The club proved its solid organization each and every year that the Spiroudome hosted the ULEB Cup final with sellout crowds and an entire city devoted to basketball. People kept coming to see Spirou despite the lack of trophies, as Charleroi even missed the Belgian League playoffs in 2004-05 for the first time in over a decade. Spirou competed really well in the ULEB Cup, reaching the elimination rounds in each of its four opening appearances. Spirou almost provided a big surprise by putting Spanish side Estudiantes into trouble. Spirou had registered an 18-point loss but Riddick, Predrag Savovic, Faison and Petar Arsic were about to change things in the second leg in Madrid. In 2005, Spirou went one step higher and reached the quarterfinals with the additions of Tunji Awojobi, Dzenan Rahimic and Damir Krupalija. losing against Pamesa Valencia.

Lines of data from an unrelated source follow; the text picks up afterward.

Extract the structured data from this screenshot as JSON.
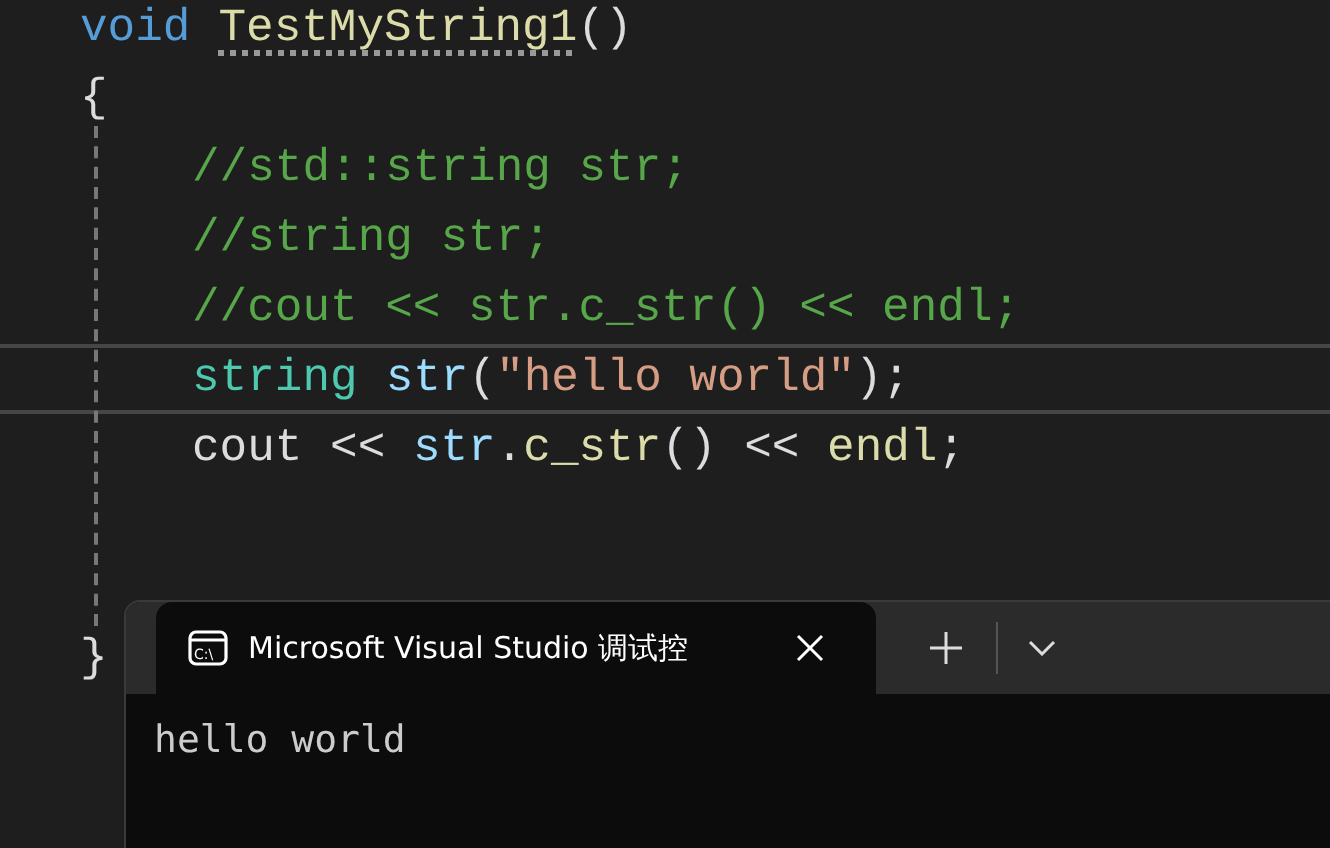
{
  "editor": {
    "lines": [
      {
        "current": false,
        "indented": false,
        "tokens": [
          {
            "text": "void",
            "kind": "keyword"
          },
          {
            "text": "TestMyString1",
            "kind": "function",
            "hint": true,
            "space_before": true
          },
          {
            "text": "()",
            "kind": "plain"
          }
        ]
      },
      {
        "current": false,
        "indented": false,
        "tokens": [
          {
            "text": "{",
            "kind": "plain"
          }
        ]
      },
      {
        "current": false,
        "indented": true,
        "tokens": [
          {
            "text": "//std::string str;",
            "kind": "comment"
          }
        ]
      },
      {
        "current": false,
        "indented": true,
        "tokens": [
          {
            "text": "//string str;",
            "kind": "comment"
          }
        ]
      },
      {
        "current": false,
        "indented": true,
        "tokens": [
          {
            "text": "//cout << str.c_str() << endl;",
            "kind": "comment"
          }
        ]
      },
      {
        "current": true,
        "indented": true,
        "tokens": [
          {
            "text": "string",
            "kind": "type"
          },
          {
            "text": "str",
            "kind": "variable",
            "space_before": true
          },
          {
            "text": "(",
            "kind": "plain"
          },
          {
            "text": "\"hello world\"",
            "kind": "string"
          },
          {
            "text": ");",
            "kind": "plain"
          }
        ]
      },
      {
        "current": false,
        "indented": true,
        "tokens": [
          {
            "text": "cout",
            "kind": "plain"
          },
          {
            "text": " << ",
            "kind": "plain"
          },
          {
            "text": "str",
            "kind": "variable"
          },
          {
            "text": ".",
            "kind": "plain"
          },
          {
            "text": "c_str",
            "kind": "function"
          },
          {
            "text": "() << ",
            "kind": "plain"
          },
          {
            "text": "endl",
            "kind": "function"
          },
          {
            "text": ";",
            "kind": "plain"
          }
        ]
      },
      {
        "current": false
      },
      {
        "current": false
      },
      {
        "current": false,
        "indented": false,
        "tokens": [
          {
            "text": "}",
            "kind": "plain"
          }
        ]
      }
    ]
  },
  "terminal": {
    "tab": {
      "title": "Microsoft Visual Studio 调试控",
      "icon_text": "C:\\",
      "selected": true
    },
    "output": [
      "hello world"
    ]
  }
}
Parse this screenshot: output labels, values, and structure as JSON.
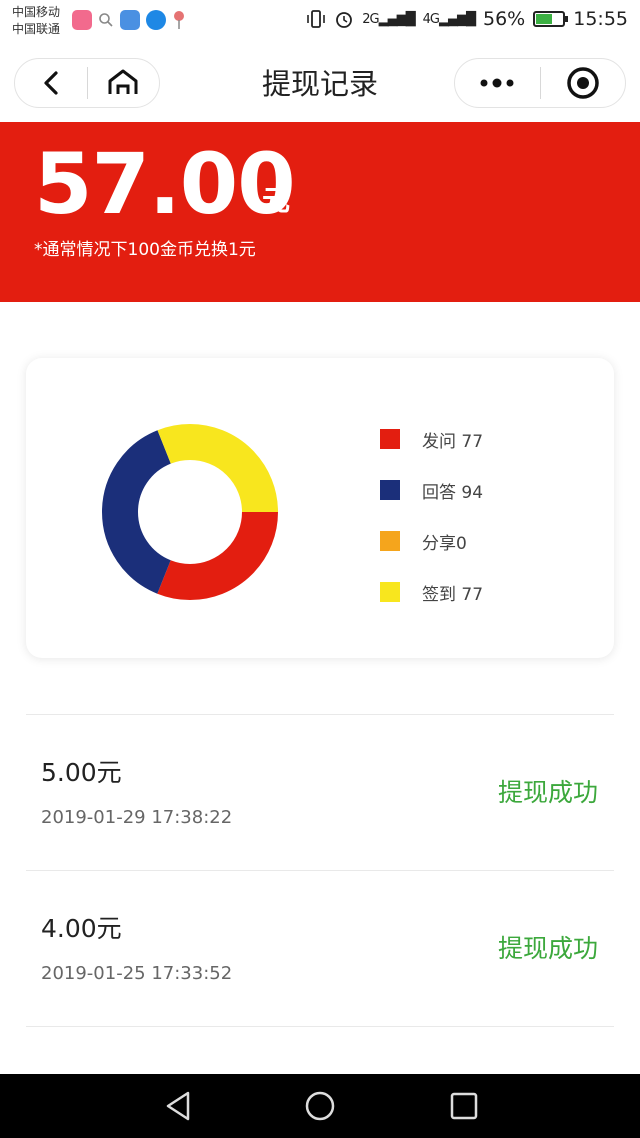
{
  "status_bar": {
    "carrier_1": "中国移动",
    "carrier_2": "中国联通",
    "network_2g": "2G",
    "network_4g": "4G",
    "battery": "56%",
    "time": "15:55",
    "battery_level": 0.56
  },
  "nav": {
    "title": "提现记录"
  },
  "summary": {
    "amount": "57.00",
    "unit": "元",
    "note": "*通常情况下100金币兑换1元"
  },
  "chart_data": {
    "type": "pie",
    "categories": [
      "发问",
      "回答",
      "分享",
      "签到"
    ],
    "values": [
      77,
      94,
      0,
      77
    ],
    "colors": [
      "#e31e10",
      "#1b2f7a",
      "#f5a51c",
      "#f8e61e"
    ],
    "legend_labels": [
      "发问 77",
      "回答 94",
      "分享0",
      "签到 77"
    ],
    "legend": "right"
  },
  "records": [
    {
      "amount": "5.00元",
      "date": "2019-01-29 17:38:22",
      "status": "提现成功"
    },
    {
      "amount": "4.00元",
      "date": "2019-01-25 17:33:52",
      "status": "提现成功"
    }
  ],
  "colors": {
    "header_red": "#e31e10",
    "success_green": "#3ca83c"
  }
}
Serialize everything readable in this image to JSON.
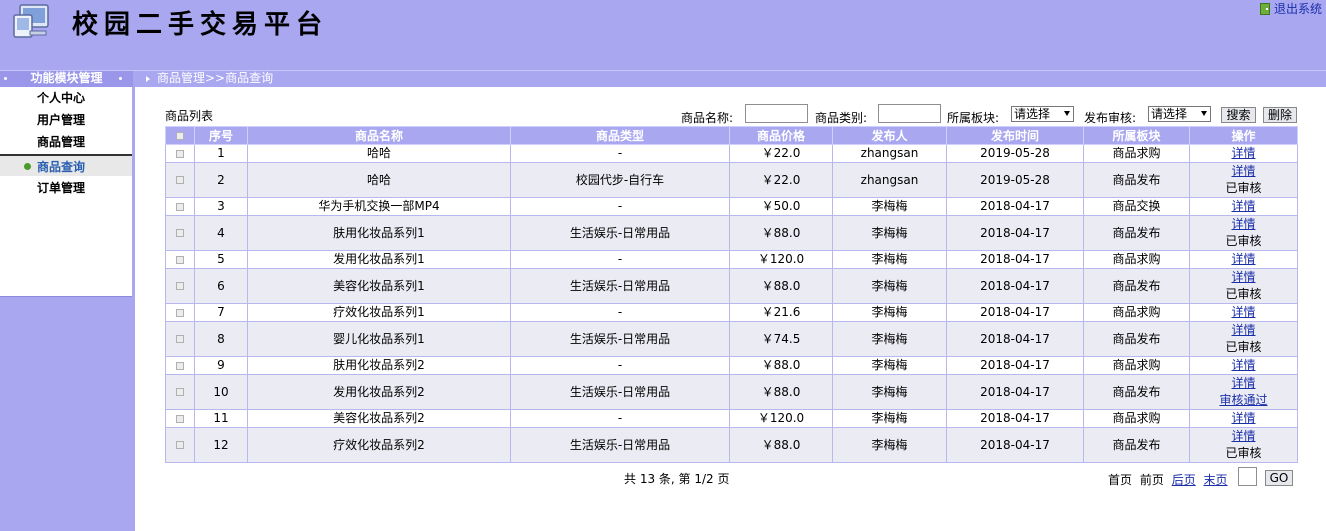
{
  "header": {
    "title": "校园二手交易平台",
    "logout_label": "退出系统"
  },
  "nav": {
    "module_title": "功能模块管理",
    "breadcrumb": "商品管理>>商品查询"
  },
  "sidebar": {
    "items": [
      {
        "label": "个人中心"
      },
      {
        "label": "用户管理"
      },
      {
        "label": "商品管理"
      },
      {
        "label": "商品查询"
      },
      {
        "label": "订单管理"
      }
    ]
  },
  "search": {
    "list_label": "商品列表",
    "name_label": "商品名称:",
    "name_value": "",
    "category_label": "商品类别:",
    "category_value": "",
    "section_label": "所属板块:",
    "section_value": "请选择",
    "review_label": "发布审核:",
    "review_value": "请选择",
    "search_button": "搜索",
    "delete_button": "删除"
  },
  "table": {
    "columns": [
      "序号",
      "商品名称",
      "商品类型",
      "商品价格",
      "发布人",
      "发布时间",
      "所属板块",
      "操作"
    ],
    "rows": [
      {
        "no": "1",
        "name": "哈哈",
        "type": "-",
        "price": "￥22.0",
        "publisher": "zhangsan",
        "date": "2019-05-28",
        "section": "商品求购",
        "action": "详情",
        "status": ""
      },
      {
        "no": "2",
        "name": "哈哈",
        "type": "校园代步-自行车",
        "price": "￥22.0",
        "publisher": "zhangsan",
        "date": "2019-05-28",
        "section": "商品发布",
        "action": "详情",
        "status": "已审核"
      },
      {
        "no": "3",
        "name": "华为手机交换一部MP4",
        "type": "-",
        "price": "￥50.0",
        "publisher": "李梅梅",
        "date": "2018-04-17",
        "section": "商品交换",
        "action": "详情",
        "status": ""
      },
      {
        "no": "4",
        "name": "肤用化妆品系列1",
        "type": "生活娱乐-日常用品",
        "price": "￥88.0",
        "publisher": "李梅梅",
        "date": "2018-04-17",
        "section": "商品发布",
        "action": "详情",
        "status": "已审核"
      },
      {
        "no": "5",
        "name": "发用化妆品系列1",
        "type": "-",
        "price": "￥120.0",
        "publisher": "李梅梅",
        "date": "2018-04-17",
        "section": "商品求购",
        "action": "详情",
        "status": ""
      },
      {
        "no": "6",
        "name": "美容化妆品系列1",
        "type": "生活娱乐-日常用品",
        "price": "￥88.0",
        "publisher": "李梅梅",
        "date": "2018-04-17",
        "section": "商品发布",
        "action": "详情",
        "status": "已审核"
      },
      {
        "no": "7",
        "name": "疗效化妆品系列1",
        "type": "-",
        "price": "￥21.6",
        "publisher": "李梅梅",
        "date": "2018-04-17",
        "section": "商品求购",
        "action": "详情",
        "status": ""
      },
      {
        "no": "8",
        "name": "婴儿化妆品系列1",
        "type": "生活娱乐-日常用品",
        "price": "￥74.5",
        "publisher": "李梅梅",
        "date": "2018-04-17",
        "section": "商品发布",
        "action": "详情",
        "status": "已审核"
      },
      {
        "no": "9",
        "name": "肤用化妆品系列2",
        "type": "-",
        "price": "￥88.0",
        "publisher": "李梅梅",
        "date": "2018-04-17",
        "section": "商品求购",
        "action": "详情",
        "status": ""
      },
      {
        "no": "10",
        "name": "发用化妆品系列2",
        "type": "生活娱乐-日常用品",
        "price": "￥88.0",
        "publisher": "李梅梅",
        "date": "2018-04-17",
        "section": "商品发布",
        "action": "详情",
        "status": "审核通过"
      },
      {
        "no": "11",
        "name": "美容化妆品系列2",
        "type": "-",
        "price": "￥120.0",
        "publisher": "李梅梅",
        "date": "2018-04-17",
        "section": "商品求购",
        "action": "详情",
        "status": ""
      },
      {
        "no": "12",
        "name": "疗效化妆品系列2",
        "type": "生活娱乐-日常用品",
        "price": "￥88.0",
        "publisher": "李梅梅",
        "date": "2018-04-17",
        "section": "商品发布",
        "action": "详情",
        "status": "已审核"
      }
    ]
  },
  "pager": {
    "summary": "共 13 条, 第 1/2 页",
    "first": "首页",
    "prev": "前页",
    "next": "后页",
    "last": "末页",
    "page_value": "",
    "go_label": "GO"
  },
  "colors": {
    "theme": "#a9a7f0",
    "row_alt": "#ebebf4",
    "link": "#1a2fa8"
  }
}
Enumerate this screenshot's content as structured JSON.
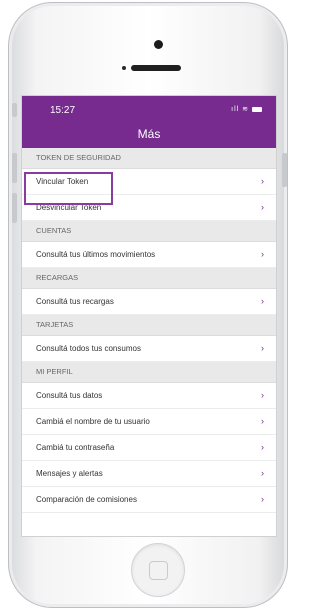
{
  "status": {
    "time": "15:27",
    "signal": "ıll",
    "wifi": "≋"
  },
  "header": {
    "title": "Más"
  },
  "sections": [
    {
      "title": "TOKEN DE SEGURIDAD",
      "items": [
        "Vincular Token",
        "Desvincular Token"
      ]
    },
    {
      "title": "CUENTAS",
      "items": [
        "Consultá tus últimos movimientos"
      ]
    },
    {
      "title": "RECARGAS",
      "items": [
        "Consultá tus recargas"
      ]
    },
    {
      "title": "TARJETAS",
      "items": [
        "Consultá todos tus consumos"
      ]
    },
    {
      "title": "MI PERFIL",
      "items": [
        "Consultá tus datos",
        "Cambiá el nombre de tu usuario",
        "Cambiá tu contraseña",
        "Mensajes y alertas",
        "Comparación de comisiones"
      ]
    }
  ],
  "chevron": "›",
  "colors": {
    "brand": "#772b8f",
    "highlight": "#8a3b9f"
  }
}
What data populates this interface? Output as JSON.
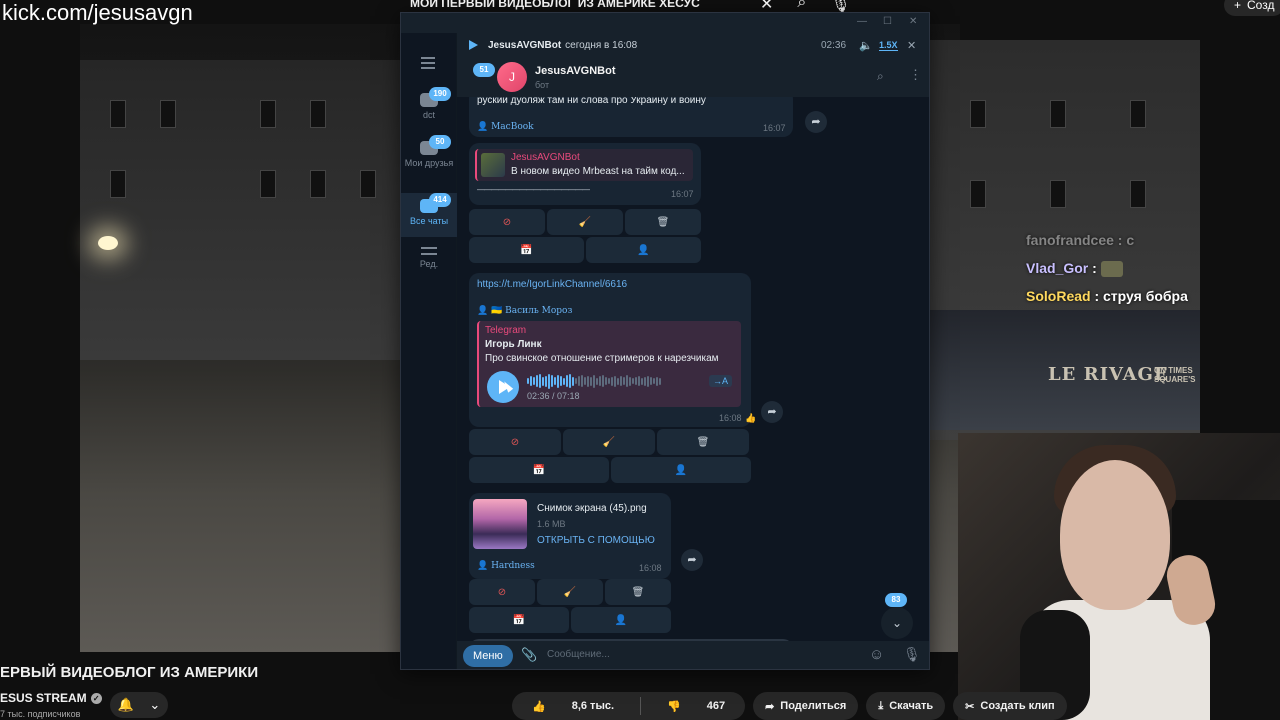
{
  "stream": {
    "url": "kick.com/jesusavgn",
    "top_title": "МОЙ ПЕРВЫЙ ВИДЕОБЛОГ ИЗ АМЕРИКЕ ХЕСУС",
    "create_label": "Созд",
    "cafe_sign": "LE RIVAGE",
    "cafe_sub1": "ON TIMES",
    "cafe_sub2": "SQUARE'S"
  },
  "chat_overlay": [
    {
      "user": "",
      "text": "fanofrandcee : с"
    },
    {
      "user": "Vlad_Gor",
      "text": " : "
    },
    {
      "user": "SoloRead",
      "text": " : струя бобра"
    }
  ],
  "youtube": {
    "title": "ЕРВЫЙ ВИДЕОБЛОГ ИЗ АМЕРИКИ",
    "channel": "ESUS STREAM",
    "subscribers": "7 тыс. подписчиков",
    "likes": "8,6 тыс.",
    "dislikes": "467",
    "share_label": "Поделиться",
    "download_label": "Скачать",
    "clip_label": "Создать клип"
  },
  "telegram": {
    "sidebar": [
      {
        "label": "dct",
        "badge": "190"
      },
      {
        "label": "Мои друзья",
        "badge": "50"
      },
      {
        "label": "Все чаты",
        "badge": "414"
      },
      {
        "label": "Ред.",
        "badge": ""
      }
    ],
    "player": {
      "name": "JesusAVGNBot",
      "when": "сегодня в 16:08",
      "time": "02:36",
      "speed": "1.5X"
    },
    "header": {
      "back_badge": "51",
      "avatar_letter": "J",
      "name": "JesusAVGNBot",
      "status": "бот"
    },
    "messages": {
      "m1_text": "руский дуоляж там ни слова про Украину и войну",
      "m1_sender": "MacBook",
      "m1_time": "16:07",
      "m2_quote_title": "JesusAVGNBot",
      "m2_quote_text": "В новом видео Mrbeast на тайм код...",
      "m2_line": "————————————————",
      "m2_time": "16:07",
      "m3_link": "https://t.me/IgorLinkChannel/6616",
      "m3_sender": "Василь Мороз",
      "m3_quote_title": "Telegram",
      "m3_author": "Игорь Линк",
      "m3_desc": "Про свинское отношение стримеров к нарезчикам",
      "m3_voice_time": "02:36 / 07:18",
      "m3_transcribe": "→A",
      "m3_time": "16:08",
      "m4_file_name": "Снимок экрана (45).png",
      "m4_file_size": "1.6 MB",
      "m4_open": "ОТКРЫТЬ С ПОМОЩЬЮ",
      "m4_sender": "Hardness",
      "m4_time": "16:08"
    },
    "unread_badge": "83",
    "input": {
      "menu_label": "Меню",
      "placeholder": "Сообщение..."
    }
  }
}
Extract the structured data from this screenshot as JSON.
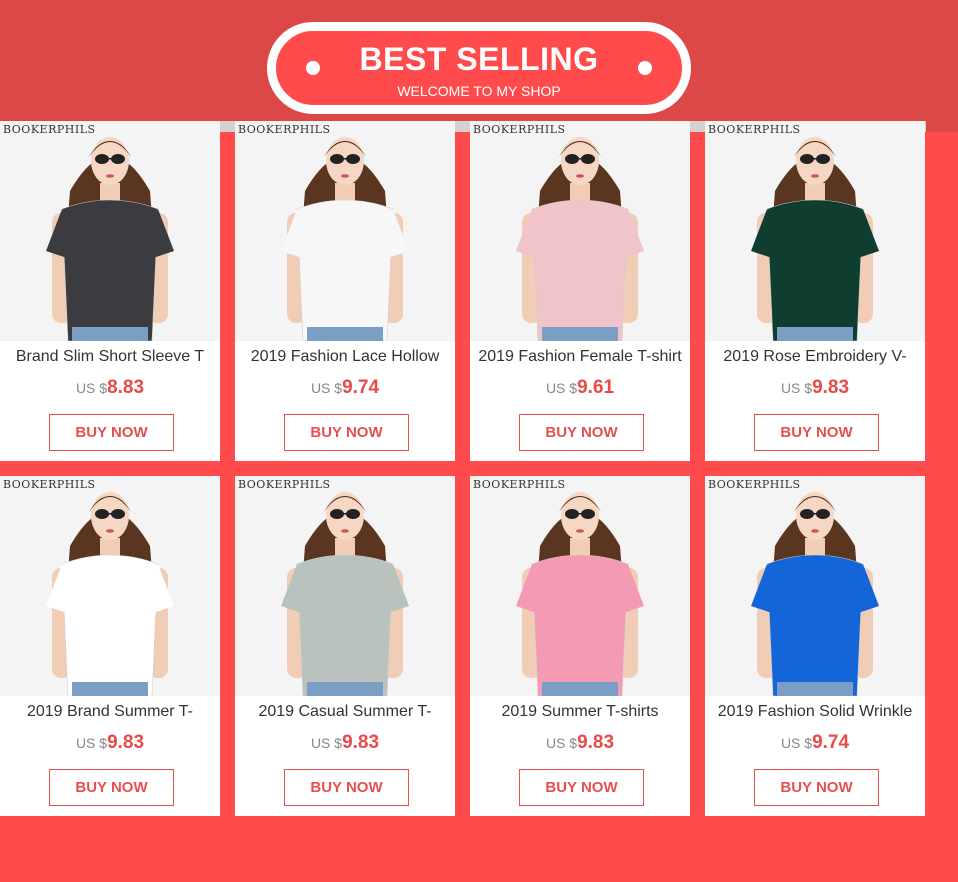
{
  "banner": {
    "title": "BEST SELLING",
    "subtitle": "WELCOME TO MY SHOP"
  },
  "watermark": "BOOKERPHILS",
  "currency_label": "US $",
  "buy_label": "BUY NOW",
  "products": [
    {
      "title": "Brand Slim Short Sleeve T",
      "price": "8.83",
      "shirt_color": "#3c3c40",
      "image": "woman-in-dark-grey-tshirt"
    },
    {
      "title": "2019 Fashion Lace Hollow",
      "price": "9.74",
      "shirt_color": "#f7f7f7",
      "image": "woman-in-white-lace-tshirt"
    },
    {
      "title": "2019 Fashion Female T-shirt",
      "price": "9.61",
      "shirt_color": "#f0c4c8",
      "image": "woman-in-pink-striped-tshirt"
    },
    {
      "title": "2019 Rose Embroidery V-",
      "price": "9.83",
      "shirt_color": "#0f3d30",
      "image": "woman-in-green-vneck-tshirt"
    },
    {
      "title": "2019 Brand Summer T-",
      "price": "9.83",
      "shirt_color": "#ffffff",
      "image": "woman-in-white-flower-print-tshirt"
    },
    {
      "title": "2019 Casual Summer T-",
      "price": "9.83",
      "shirt_color": "#b9c2bd",
      "image": "woman-in-grey-leaf-print-tshirt"
    },
    {
      "title": "2019 Summer T-shirts",
      "price": "9.83",
      "shirt_color": "#f49bb3",
      "image": "woman-in-pink-print-tshirt"
    },
    {
      "title": "2019 Fashion Solid Wrinkle",
      "price": "9.74",
      "shirt_color": "#1466d8",
      "image": "woman-in-blue-tshirt"
    }
  ],
  "colors": {
    "background": "#ff4b4b",
    "banner_band": "#dc4848",
    "accent": "#e55050"
  }
}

Eventual champion Dynamo Moscow stood on its way to the ULEB Cup final at the Spiroudome in 2006.

Andre RiddickIn 2007, Spirou took part in the FIBA Europe League and lost in the second group stage. Ralph Biggs, Amir Tamit, Cyril Akpomedah and Krupalija were its main players. Spirou regrouped in the Belgian League, winning the regular season but losing in semifinals against Euphony Bree. Last season, Spirou missed the ULEB Cup post-season for the first time in five appearances, finishing 4-6 in its regular season group. Len Matela, Wes Wilkinson, Riddick and Justin Hamilton, who are all back in the team thie season, were its main references on court. The arrival of coach Drazen Anzulovic along with playmaker Justin Hamilton and shooter Matt Walsh allowed Charleroi to win its seventh Belgian League title last season, taking revenge against Bree in the title series. With its strong Eurocup start and leading the Belgian League already, it is safe to say that Spirou may be facing yet another historical season. After all, Spirou has the experience, organization and know-how that any team needs to reach to the top.